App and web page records
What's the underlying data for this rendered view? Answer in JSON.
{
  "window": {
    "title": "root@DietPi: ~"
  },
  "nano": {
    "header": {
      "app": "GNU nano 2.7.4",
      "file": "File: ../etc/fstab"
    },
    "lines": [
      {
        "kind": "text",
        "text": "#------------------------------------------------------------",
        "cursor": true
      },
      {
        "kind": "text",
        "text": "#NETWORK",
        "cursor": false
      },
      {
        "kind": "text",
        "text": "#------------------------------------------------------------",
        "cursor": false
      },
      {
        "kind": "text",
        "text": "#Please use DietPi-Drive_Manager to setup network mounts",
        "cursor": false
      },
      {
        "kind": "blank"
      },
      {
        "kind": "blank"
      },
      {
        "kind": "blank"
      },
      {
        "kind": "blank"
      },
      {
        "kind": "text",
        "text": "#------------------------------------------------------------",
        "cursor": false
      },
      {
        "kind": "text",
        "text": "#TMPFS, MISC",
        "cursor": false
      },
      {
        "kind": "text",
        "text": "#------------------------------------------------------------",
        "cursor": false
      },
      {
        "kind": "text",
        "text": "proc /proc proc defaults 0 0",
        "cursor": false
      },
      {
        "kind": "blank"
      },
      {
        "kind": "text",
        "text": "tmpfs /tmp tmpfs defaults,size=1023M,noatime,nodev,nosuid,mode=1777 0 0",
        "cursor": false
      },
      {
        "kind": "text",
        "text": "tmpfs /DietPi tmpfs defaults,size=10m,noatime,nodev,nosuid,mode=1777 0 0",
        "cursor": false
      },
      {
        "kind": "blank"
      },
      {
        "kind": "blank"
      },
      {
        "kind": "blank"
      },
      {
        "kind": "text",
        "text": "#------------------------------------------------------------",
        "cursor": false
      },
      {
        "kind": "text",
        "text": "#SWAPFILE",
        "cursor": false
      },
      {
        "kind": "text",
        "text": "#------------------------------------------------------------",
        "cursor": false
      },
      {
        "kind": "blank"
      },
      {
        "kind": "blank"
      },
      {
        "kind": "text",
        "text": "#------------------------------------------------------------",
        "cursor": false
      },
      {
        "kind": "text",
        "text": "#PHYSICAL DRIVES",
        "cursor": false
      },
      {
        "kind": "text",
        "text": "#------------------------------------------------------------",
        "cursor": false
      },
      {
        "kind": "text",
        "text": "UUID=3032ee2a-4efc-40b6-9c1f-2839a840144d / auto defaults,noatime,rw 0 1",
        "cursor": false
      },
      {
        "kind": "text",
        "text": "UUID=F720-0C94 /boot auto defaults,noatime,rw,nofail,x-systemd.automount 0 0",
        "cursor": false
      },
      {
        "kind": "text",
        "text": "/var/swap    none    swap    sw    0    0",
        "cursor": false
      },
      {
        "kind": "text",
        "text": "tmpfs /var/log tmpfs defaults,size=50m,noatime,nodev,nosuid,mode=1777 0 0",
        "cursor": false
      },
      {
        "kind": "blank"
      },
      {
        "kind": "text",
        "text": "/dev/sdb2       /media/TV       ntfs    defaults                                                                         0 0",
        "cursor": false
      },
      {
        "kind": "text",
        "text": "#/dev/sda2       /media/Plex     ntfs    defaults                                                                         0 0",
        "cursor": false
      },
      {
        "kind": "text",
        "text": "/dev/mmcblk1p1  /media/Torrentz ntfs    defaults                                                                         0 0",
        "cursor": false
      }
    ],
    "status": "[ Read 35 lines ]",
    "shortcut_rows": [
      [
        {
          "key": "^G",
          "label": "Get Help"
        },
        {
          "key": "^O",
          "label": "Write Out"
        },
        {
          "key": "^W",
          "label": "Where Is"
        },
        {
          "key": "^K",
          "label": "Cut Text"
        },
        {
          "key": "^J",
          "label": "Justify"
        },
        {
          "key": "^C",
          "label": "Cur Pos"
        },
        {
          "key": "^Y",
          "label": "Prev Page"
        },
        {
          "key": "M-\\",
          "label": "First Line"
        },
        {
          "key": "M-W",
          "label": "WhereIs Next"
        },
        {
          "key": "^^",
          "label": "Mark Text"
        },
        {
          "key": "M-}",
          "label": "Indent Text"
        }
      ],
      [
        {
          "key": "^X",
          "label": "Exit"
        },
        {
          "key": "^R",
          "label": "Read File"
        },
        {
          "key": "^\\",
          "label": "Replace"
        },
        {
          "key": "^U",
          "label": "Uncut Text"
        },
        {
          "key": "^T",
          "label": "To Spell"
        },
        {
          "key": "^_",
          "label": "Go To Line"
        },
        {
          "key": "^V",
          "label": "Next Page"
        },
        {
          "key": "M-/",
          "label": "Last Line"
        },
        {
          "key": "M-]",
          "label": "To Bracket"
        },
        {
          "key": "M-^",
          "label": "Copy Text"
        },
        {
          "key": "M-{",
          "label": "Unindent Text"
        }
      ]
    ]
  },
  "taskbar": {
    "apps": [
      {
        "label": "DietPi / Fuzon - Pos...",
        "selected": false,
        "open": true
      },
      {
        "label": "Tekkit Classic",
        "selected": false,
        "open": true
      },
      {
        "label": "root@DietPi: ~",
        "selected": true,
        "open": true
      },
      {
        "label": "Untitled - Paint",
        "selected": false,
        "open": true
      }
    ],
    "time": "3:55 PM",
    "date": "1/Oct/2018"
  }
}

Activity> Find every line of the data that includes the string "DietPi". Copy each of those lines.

Answer to the exercise>
    "title": "root@DietPi: ~"
        "text": "#Please use DietPi-Drive_Manager to setup network mounts",
        "text": "tmpfs /DietPi tmpfs defaults,size=10m,noatime,nodev,nosuid,mode=1777 0 0",
        "label": "DietPi / Fuzon - Pos...",
        "label": "root@DietPi: ~",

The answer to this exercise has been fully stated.